WORK INSTRUCTION => List every line below containing "hubspot".

Saved entries
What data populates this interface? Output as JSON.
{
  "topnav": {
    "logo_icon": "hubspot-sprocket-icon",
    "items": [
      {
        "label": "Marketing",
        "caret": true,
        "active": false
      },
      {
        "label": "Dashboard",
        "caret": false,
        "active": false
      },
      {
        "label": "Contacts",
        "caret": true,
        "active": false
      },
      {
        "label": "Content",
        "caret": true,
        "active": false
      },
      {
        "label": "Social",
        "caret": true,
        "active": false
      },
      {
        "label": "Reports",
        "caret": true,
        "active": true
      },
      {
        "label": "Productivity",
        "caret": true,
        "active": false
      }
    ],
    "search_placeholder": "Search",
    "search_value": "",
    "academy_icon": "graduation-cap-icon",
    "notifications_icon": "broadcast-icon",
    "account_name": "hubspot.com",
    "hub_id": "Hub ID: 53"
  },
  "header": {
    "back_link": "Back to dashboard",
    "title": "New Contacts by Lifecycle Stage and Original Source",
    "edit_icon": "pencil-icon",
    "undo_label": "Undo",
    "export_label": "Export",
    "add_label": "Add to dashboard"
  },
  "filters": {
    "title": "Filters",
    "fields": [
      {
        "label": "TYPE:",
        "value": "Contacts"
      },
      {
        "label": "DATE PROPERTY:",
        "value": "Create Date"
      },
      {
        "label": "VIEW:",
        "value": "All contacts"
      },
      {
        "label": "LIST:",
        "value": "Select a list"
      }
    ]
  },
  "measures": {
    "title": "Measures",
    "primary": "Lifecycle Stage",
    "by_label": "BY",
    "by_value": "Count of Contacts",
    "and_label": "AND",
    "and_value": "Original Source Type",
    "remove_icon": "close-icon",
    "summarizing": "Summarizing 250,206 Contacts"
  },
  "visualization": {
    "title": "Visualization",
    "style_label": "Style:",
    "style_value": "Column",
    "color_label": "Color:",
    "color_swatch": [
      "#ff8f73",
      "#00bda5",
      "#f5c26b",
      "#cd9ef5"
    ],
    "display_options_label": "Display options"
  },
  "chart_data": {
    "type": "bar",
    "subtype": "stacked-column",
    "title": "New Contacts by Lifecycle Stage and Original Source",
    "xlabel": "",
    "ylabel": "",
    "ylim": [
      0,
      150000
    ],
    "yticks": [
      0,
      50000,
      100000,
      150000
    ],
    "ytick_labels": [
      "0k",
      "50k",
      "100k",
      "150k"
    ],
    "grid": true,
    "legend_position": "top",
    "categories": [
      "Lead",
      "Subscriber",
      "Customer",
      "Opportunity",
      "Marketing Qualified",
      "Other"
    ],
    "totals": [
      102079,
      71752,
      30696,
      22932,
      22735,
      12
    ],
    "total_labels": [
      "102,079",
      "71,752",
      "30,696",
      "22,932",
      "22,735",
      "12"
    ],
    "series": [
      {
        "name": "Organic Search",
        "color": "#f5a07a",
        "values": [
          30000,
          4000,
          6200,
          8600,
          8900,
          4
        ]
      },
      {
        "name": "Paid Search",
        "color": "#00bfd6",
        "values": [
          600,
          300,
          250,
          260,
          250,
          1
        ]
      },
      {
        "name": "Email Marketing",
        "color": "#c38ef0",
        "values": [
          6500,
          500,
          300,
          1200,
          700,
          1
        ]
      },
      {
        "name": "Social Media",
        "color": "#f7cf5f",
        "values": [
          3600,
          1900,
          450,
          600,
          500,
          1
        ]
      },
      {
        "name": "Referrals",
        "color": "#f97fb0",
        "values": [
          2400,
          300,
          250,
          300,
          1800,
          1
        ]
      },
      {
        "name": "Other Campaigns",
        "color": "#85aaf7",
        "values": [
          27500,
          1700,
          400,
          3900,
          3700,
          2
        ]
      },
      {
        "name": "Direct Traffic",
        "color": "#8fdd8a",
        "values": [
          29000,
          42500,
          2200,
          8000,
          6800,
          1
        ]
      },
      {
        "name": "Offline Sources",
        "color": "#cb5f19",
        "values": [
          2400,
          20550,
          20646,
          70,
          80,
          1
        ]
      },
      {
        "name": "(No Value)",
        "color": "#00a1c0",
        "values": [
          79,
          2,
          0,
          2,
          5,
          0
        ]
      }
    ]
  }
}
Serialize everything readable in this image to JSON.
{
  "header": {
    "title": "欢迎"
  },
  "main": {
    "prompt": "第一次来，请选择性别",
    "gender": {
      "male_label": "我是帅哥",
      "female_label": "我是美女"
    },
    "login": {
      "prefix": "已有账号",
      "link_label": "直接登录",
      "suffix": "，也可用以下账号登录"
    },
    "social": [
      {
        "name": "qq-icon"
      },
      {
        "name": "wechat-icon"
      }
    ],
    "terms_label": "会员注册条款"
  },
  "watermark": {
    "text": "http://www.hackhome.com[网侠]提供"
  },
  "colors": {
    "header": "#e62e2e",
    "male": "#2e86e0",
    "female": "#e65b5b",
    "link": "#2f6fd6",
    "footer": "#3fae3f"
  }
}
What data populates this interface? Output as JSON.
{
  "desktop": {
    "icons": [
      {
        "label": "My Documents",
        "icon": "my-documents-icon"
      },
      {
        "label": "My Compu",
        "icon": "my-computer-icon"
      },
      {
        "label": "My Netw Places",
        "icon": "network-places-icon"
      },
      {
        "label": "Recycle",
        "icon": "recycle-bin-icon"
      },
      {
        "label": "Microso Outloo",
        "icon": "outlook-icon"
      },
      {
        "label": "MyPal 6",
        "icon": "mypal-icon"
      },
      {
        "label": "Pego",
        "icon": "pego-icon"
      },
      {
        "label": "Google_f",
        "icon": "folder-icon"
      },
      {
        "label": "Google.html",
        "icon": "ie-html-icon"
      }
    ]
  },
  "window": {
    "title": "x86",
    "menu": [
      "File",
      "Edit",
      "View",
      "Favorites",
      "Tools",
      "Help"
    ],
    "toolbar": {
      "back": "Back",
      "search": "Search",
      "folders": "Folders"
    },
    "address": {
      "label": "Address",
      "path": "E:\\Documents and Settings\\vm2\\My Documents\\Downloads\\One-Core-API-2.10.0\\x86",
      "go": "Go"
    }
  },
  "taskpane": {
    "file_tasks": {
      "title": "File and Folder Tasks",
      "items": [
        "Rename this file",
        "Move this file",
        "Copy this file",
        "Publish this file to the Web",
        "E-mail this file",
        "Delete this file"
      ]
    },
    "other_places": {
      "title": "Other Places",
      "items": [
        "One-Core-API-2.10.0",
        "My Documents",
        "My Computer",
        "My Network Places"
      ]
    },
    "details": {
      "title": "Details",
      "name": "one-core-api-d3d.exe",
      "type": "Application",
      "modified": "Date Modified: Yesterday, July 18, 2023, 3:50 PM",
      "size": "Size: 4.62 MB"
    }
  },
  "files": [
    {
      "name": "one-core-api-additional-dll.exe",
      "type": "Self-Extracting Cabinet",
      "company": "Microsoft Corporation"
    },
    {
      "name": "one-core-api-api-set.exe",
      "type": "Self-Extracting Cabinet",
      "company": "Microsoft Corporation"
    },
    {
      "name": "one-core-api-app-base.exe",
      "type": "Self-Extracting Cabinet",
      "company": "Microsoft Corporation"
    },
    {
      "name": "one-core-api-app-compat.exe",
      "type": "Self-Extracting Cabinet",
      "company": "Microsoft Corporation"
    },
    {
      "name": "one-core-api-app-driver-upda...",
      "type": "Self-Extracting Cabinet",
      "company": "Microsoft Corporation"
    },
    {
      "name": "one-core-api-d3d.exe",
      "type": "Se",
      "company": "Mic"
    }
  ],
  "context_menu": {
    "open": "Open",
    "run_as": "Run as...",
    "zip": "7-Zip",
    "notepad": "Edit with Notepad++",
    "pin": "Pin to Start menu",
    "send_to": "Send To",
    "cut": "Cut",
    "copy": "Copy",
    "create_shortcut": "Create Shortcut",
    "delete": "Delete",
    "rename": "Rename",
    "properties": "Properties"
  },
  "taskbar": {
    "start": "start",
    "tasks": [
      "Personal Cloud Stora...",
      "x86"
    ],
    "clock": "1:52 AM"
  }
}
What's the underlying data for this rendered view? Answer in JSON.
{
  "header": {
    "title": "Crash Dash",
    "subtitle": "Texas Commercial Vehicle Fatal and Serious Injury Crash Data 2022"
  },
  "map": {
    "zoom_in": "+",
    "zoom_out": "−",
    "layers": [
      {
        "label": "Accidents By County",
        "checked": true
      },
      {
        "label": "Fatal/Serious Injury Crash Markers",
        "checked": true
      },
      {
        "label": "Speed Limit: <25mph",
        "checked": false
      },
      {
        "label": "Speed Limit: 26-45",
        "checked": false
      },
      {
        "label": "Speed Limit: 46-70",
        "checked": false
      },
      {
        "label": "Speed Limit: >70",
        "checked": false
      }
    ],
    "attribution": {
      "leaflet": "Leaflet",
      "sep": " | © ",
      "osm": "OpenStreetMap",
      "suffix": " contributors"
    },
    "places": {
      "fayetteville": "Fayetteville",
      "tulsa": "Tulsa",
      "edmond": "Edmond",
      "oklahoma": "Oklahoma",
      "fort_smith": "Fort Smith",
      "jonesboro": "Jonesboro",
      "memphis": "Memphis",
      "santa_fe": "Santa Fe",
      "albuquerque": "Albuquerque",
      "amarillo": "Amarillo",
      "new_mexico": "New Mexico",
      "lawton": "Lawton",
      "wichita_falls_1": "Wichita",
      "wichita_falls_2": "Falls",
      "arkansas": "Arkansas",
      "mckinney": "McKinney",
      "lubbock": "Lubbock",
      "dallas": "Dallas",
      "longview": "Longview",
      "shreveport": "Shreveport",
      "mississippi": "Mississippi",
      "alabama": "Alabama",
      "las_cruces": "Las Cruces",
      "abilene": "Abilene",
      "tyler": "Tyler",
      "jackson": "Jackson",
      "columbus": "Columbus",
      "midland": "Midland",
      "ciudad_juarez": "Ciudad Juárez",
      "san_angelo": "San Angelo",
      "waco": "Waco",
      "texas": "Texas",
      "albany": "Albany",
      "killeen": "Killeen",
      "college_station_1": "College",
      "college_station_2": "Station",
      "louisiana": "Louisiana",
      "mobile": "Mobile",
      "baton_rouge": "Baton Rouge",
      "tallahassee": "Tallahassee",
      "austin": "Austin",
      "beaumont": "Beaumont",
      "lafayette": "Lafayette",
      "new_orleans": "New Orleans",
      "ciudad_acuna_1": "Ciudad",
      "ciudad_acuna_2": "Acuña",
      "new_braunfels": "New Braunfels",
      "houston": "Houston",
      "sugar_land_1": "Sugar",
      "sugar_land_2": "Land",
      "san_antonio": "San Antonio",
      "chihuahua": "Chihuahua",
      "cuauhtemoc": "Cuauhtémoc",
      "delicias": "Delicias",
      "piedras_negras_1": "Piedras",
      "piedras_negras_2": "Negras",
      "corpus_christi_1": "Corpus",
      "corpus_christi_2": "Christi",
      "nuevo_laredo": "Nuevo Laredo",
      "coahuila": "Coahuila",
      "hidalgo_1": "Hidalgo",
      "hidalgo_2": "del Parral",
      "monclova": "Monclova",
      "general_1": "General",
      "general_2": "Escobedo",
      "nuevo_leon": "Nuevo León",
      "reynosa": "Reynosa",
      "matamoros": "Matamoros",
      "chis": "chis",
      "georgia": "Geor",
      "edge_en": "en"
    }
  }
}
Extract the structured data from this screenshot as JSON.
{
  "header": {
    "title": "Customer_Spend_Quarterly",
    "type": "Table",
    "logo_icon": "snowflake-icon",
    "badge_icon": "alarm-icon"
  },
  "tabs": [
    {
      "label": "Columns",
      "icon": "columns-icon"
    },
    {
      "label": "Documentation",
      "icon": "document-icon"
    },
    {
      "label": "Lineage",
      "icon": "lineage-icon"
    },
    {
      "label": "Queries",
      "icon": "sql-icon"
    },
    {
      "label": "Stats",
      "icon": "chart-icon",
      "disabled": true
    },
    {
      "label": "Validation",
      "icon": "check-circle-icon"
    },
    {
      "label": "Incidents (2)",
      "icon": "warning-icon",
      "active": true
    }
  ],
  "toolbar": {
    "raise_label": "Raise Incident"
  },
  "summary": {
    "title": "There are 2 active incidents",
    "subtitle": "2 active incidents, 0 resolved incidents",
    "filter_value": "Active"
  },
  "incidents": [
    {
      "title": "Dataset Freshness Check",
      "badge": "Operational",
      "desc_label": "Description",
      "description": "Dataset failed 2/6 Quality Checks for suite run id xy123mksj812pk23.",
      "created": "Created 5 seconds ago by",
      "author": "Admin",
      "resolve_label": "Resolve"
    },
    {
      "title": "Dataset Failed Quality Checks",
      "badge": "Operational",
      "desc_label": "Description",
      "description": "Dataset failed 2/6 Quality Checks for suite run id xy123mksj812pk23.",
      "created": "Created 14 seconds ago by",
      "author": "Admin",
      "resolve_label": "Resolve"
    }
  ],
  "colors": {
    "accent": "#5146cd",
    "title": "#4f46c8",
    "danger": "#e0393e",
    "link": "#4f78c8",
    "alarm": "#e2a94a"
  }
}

WRITTEN RESPONSE =>
    "logo_icon": "hubspot-sprocket-icon",
    "account_name": "hubspot.com",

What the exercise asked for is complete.